== Data records
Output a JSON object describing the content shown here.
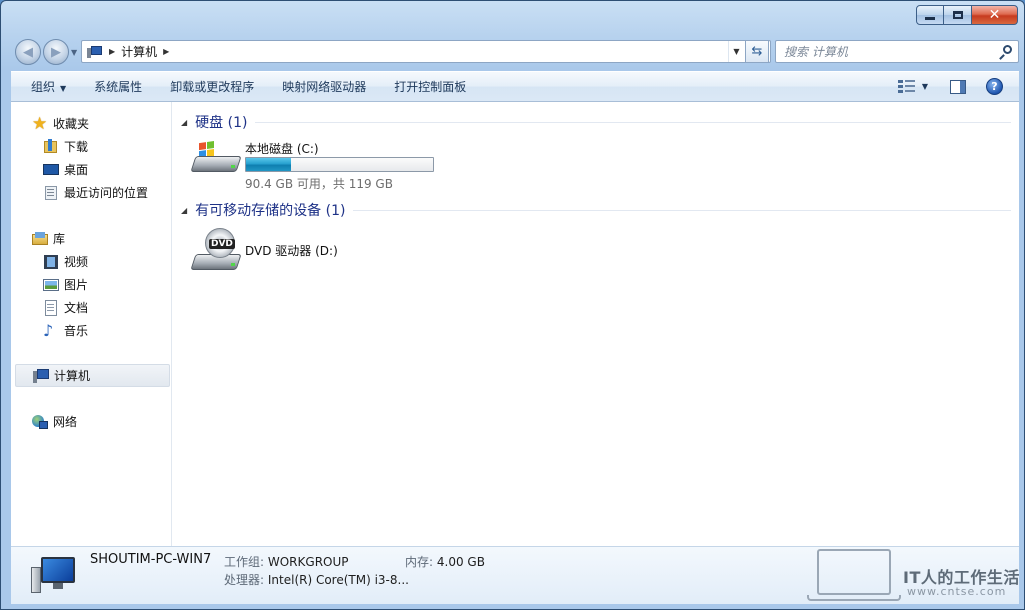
{
  "address_bar": {
    "breadcrumb": [
      "计算机"
    ]
  },
  "search": {
    "placeholder": "搜索 计算机"
  },
  "toolbar": {
    "organize": "组织",
    "system_properties": "系统属性",
    "uninstall": "卸载或更改程序",
    "map_drive": "映射网络驱动器",
    "control_panel": "打开控制面板"
  },
  "sidebar": {
    "favorites": {
      "label": "收藏夹",
      "items": [
        "下载",
        "桌面",
        "最近访问的位置"
      ]
    },
    "libraries": {
      "label": "库",
      "items": [
        "视频",
        "图片",
        "文档",
        "音乐"
      ]
    },
    "computer": "计算机",
    "network": "网络"
  },
  "main": {
    "hard_disks": {
      "header": "硬盘 (1)",
      "drives": [
        {
          "name": "本地磁盘 (C:)",
          "free_text": "90.4 GB 可用，共 119 GB",
          "used_fraction": 0.24
        }
      ]
    },
    "removable": {
      "header": "有可移动存储的设备 (1)",
      "drives": [
        {
          "name": "DVD 驱动器 (D:)",
          "icon_label": "DVD"
        }
      ]
    }
  },
  "details": {
    "pc_name": "SHOUTIM-PC-WIN7",
    "workgroup_label": "工作组:",
    "workgroup_value": "WORKGROUP",
    "memory_label": "内存:",
    "memory_value": "4.00 GB",
    "processor_label": "处理器:",
    "processor_value": "Intel(R) Core(TM) i3-8..."
  },
  "watermark": {
    "title": "IT人的工作生活",
    "url": "www.cntse.com"
  },
  "colors": {
    "capacity_fill": "#27a0cf",
    "group_header": "#1e3287",
    "close_button": "#c73a1f"
  },
  "icons": {
    "title_buttons": [
      "minimize-icon",
      "maximize-icon",
      "close-icon"
    ],
    "nav": [
      "back-arrow-icon",
      "forward-arrow-icon",
      "refresh-icon",
      "search-icon"
    ]
  }
}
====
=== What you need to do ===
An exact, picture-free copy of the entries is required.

=== Solved problem ===
Output a JSON object describing the content shown here.
{
  "address_bar": {
    "breadcrumb": [
      "计算机"
    ]
  },
  "search": {
    "placeholder": "搜索 计算机"
  },
  "toolbar": {
    "organize": "组织",
    "system_properties": "系统属性",
    "uninstall": "卸载或更改程序",
    "map_drive": "映射网络驱动器",
    "control_panel": "打开控制面板"
  },
  "sidebar": {
    "favorites": {
      "label": "收藏夹",
      "items": [
        "下载",
        "桌面",
        "最近访问的位置"
      ]
    },
    "libraries": {
      "label": "库",
      "items": [
        "视频",
        "图片",
        "文档",
        "音乐"
      ]
    },
    "computer": "计算机",
    "network": "网络"
  },
  "main": {
    "hard_disks": {
      "header": "硬盘 (1)",
      "drives": [
        {
          "name": "本地磁盘 (C:)",
          "free_text": "90.4 GB 可用，共 119 GB",
          "used_fraction": 0.24
        }
      ]
    },
    "removable": {
      "header": "有可移动存储的设备 (1)",
      "drives": [
        {
          "name": "DVD 驱动器 (D:)",
          "icon_label": "DVD"
        }
      ]
    }
  },
  "details": {
    "pc_name": "SHOUTIM-PC-WIN7",
    "workgroup_label": "工作组:",
    "workgroup_value": "WORKGROUP",
    "memory_label": "内存:",
    "memory_value": "4.00 GB",
    "processor_label": "处理器:",
    "processor_value": "Intel(R) Core(TM) i3-8..."
  },
  "watermark": {
    "title": "IT人的工作生活",
    "url": "www.cntse.com"
  },
  "colors": {
    "capacity_fill": "#27a0cf",
    "group_header": "#1e3287",
    "close_button": "#c73a1f"
  },
  "icons": {
    "title_buttons": [
      "minimize-icon",
      "maximize-icon",
      "close-icon"
    ],
    "nav": [
      "back-arrow-icon",
      "forward-arrow-icon",
      "refresh-icon",
      "search-icon"
    ]
  }
}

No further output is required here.